Tuesday, April 11, 2006

Property Tax Reform

Well, it’s property tax week in the Senate. At this point, it may be helpful to discuss exactly what we’ll be voting on and exactly what we won’t be voting on. As most of you know, the Senate rejected the House plan out of hand.
The House bill morphed, however, into one full cent added to the sales tax in return for the elimination of school operating taxes on owner-occupied homes valued at up to $180,000. The bill removes of that same property tax on most (not all) cars and, finally, a circuit breaker. The circuit breaker does this: It prevents anyone from paying more than 5% of their gross household income, as defined on their federal tax return, in property tax on their primary residence.
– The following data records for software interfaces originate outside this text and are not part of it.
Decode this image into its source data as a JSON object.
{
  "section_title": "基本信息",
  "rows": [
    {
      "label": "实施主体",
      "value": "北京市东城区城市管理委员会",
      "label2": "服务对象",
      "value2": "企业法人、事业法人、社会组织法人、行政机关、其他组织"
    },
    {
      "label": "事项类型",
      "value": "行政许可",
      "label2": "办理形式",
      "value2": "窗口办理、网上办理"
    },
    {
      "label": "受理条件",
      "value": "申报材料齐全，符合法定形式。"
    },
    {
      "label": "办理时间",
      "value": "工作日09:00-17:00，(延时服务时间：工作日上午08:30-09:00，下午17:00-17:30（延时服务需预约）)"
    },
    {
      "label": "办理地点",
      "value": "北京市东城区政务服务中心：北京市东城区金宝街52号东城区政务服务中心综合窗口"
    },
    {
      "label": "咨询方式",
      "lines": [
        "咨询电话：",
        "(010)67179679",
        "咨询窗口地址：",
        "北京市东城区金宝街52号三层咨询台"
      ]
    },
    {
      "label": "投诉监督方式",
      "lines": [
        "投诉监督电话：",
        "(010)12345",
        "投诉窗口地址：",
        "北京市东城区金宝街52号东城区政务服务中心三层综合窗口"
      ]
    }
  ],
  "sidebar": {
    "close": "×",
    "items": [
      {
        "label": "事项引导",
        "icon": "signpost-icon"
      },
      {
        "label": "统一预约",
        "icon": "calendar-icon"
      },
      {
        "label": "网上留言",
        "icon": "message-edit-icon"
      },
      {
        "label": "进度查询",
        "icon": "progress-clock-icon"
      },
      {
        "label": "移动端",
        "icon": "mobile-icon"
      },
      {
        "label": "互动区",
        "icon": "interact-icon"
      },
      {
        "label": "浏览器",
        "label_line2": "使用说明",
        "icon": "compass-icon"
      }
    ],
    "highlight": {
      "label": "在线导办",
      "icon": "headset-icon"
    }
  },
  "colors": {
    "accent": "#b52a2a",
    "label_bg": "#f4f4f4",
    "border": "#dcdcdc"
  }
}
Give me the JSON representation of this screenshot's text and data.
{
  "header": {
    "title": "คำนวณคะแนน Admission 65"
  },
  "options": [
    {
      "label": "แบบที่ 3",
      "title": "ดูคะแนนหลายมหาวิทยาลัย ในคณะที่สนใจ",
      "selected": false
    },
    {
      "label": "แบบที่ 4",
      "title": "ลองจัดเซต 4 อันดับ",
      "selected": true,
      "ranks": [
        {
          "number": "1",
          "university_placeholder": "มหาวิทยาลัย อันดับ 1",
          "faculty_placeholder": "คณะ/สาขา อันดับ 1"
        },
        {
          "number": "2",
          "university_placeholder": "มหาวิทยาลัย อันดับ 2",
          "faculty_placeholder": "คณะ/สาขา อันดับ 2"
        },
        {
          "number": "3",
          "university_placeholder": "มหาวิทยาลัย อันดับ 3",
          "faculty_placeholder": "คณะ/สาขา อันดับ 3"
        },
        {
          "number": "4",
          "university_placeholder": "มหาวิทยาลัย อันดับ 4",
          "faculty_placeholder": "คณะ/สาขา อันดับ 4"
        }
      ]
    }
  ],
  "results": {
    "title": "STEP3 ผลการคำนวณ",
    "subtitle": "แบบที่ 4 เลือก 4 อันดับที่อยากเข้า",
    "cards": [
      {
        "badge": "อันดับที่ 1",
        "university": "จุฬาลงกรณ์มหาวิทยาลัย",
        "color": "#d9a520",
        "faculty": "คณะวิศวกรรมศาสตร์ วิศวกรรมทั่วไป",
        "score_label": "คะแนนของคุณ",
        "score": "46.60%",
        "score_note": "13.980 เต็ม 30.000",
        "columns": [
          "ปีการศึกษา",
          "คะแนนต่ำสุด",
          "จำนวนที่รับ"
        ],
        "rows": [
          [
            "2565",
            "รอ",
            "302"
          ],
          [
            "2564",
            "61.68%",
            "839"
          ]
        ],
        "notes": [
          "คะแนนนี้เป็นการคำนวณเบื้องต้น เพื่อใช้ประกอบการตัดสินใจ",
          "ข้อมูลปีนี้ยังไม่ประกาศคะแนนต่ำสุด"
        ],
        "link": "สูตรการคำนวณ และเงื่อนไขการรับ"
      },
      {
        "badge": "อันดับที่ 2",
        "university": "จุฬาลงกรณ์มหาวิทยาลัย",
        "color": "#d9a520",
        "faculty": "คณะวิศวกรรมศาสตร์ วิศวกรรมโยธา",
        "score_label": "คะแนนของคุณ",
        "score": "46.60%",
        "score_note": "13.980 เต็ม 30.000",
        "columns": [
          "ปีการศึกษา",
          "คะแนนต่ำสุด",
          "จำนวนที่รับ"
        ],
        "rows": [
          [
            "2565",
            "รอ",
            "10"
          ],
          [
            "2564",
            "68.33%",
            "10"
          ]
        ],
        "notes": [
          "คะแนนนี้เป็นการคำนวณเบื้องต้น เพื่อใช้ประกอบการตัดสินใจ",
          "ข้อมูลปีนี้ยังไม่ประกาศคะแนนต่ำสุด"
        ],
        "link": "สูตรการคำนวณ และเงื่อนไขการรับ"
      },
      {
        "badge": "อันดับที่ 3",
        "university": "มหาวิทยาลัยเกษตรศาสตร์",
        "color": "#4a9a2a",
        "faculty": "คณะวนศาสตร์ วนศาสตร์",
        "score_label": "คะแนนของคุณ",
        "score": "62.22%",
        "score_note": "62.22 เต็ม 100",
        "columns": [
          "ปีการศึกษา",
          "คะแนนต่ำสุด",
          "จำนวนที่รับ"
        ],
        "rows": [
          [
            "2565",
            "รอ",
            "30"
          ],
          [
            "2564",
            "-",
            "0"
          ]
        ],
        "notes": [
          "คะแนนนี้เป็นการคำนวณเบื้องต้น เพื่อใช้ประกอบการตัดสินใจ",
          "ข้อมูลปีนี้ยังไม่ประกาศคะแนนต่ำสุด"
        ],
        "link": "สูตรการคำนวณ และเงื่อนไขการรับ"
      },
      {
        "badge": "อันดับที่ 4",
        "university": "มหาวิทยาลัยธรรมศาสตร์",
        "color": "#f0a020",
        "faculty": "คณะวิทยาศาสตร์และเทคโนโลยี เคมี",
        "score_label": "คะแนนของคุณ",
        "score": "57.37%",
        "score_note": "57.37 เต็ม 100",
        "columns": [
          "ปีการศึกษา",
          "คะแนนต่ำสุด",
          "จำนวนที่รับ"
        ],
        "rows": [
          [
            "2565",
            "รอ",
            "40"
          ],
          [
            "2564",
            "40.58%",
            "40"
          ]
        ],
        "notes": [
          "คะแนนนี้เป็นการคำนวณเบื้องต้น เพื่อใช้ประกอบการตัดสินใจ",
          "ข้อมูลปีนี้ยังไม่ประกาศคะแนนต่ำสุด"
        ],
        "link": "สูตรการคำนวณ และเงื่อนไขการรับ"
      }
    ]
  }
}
We’ll see plenty of amendments to the bill over the next few days, and I’ll vote for the ones that actually reduce property tax. I won’t vote for ones that perform a bait and switch, that is remove property tax in favor of a new tax that actually increases your overall burden. An example of this would be an open-ended plan to bring school funding to the state level without a defined method of redistribution. Such a plan might actually increase your tax burden if the redistribution plan turned out to require more money than taxpayers currently pay for school operations.